The case revolves around a now-defunct Best Buy Guranteed BuyBack Program that allowed customers to trade in old gadgets and upgrade them for newer models. TechForward, once a privately held Los Angeles electronics buyback services provider that is now out of business, said Best Buy initially hired it to develop software to calculate the depreciated value of products for its program, then later scrapped the deal and came up with its own system using proprietary technology and breaching its contract with the small startup.
The retail giant has vowed to “vigorously challenge this verdict,” a spokeswoman told the Minneapolis StarTribune.
Court documents revealed internal emails by Best Buy officials suggesting efforts were made to remove references to TechForward in file names.Best Buy is facing a make-or-break period as consumer habits have shifted quickly toward embracing online commerce, especially for electronics goods.

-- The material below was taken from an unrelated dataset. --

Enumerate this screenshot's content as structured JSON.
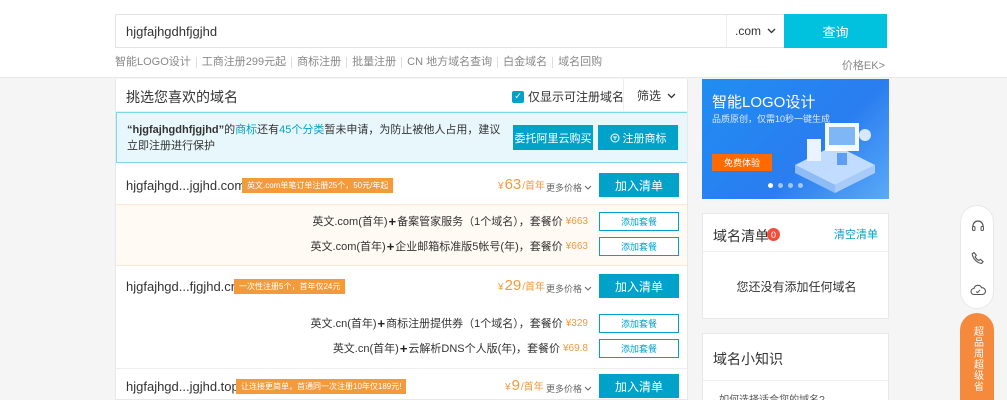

The company’s stock price has plummeted by over 48 percent since the start of a very troubling year. Company founder Richard Schulze is currently trying to take Best Buy private while CEO Hubert Joly is moving forward with his turnaround plan.